- Opening Delimiter -
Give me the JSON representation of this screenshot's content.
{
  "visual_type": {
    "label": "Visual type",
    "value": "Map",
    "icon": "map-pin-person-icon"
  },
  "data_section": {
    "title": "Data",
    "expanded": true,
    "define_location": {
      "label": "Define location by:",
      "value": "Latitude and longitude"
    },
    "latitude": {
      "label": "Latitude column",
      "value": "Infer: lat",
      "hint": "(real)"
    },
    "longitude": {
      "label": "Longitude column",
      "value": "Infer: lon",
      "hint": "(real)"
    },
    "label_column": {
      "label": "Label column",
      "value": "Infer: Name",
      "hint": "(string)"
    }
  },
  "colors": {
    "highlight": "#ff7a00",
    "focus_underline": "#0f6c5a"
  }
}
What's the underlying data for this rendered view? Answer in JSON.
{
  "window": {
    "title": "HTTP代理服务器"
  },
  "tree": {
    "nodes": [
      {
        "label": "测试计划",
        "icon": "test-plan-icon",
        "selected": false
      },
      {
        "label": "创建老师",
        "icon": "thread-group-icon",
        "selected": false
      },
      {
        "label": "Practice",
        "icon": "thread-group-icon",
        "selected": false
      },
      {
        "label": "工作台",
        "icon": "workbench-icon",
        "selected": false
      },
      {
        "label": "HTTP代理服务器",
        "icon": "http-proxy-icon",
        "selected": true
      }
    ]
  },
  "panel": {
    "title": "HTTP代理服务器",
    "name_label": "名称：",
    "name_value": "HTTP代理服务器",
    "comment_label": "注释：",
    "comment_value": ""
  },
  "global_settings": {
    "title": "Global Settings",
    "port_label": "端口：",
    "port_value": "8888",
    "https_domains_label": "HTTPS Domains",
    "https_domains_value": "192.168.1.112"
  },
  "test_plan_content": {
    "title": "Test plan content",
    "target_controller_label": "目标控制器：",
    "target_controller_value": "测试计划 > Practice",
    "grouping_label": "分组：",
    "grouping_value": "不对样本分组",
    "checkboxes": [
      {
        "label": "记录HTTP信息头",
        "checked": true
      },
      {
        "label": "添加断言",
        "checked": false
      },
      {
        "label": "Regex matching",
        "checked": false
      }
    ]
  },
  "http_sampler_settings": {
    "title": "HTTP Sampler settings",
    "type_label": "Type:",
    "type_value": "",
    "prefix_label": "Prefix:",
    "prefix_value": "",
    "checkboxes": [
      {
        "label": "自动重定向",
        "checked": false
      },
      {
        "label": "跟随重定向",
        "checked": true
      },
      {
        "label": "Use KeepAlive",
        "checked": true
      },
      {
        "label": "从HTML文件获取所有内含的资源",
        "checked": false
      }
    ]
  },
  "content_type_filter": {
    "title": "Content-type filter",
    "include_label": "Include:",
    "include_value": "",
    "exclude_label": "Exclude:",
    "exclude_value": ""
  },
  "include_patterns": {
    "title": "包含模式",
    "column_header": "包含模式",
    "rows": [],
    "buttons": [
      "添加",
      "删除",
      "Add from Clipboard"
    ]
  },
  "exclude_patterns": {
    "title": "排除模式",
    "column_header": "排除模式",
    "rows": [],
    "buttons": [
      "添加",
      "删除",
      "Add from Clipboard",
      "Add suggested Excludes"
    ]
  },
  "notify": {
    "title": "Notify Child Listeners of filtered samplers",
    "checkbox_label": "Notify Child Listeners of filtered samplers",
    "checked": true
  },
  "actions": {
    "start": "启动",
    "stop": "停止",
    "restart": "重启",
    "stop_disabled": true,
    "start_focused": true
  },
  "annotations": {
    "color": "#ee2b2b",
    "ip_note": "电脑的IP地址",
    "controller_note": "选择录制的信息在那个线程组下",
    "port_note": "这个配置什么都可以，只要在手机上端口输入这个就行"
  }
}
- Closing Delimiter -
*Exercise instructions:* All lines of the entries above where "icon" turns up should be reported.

*Result of the task:*
    "icon": "map-pin-person-icon"
        "icon": "test-plan-icon",
        "icon": "thread-group-icon",
        "icon": "thread-group-icon",
        "icon": "workbench-icon",
        "icon": "http-proxy-icon",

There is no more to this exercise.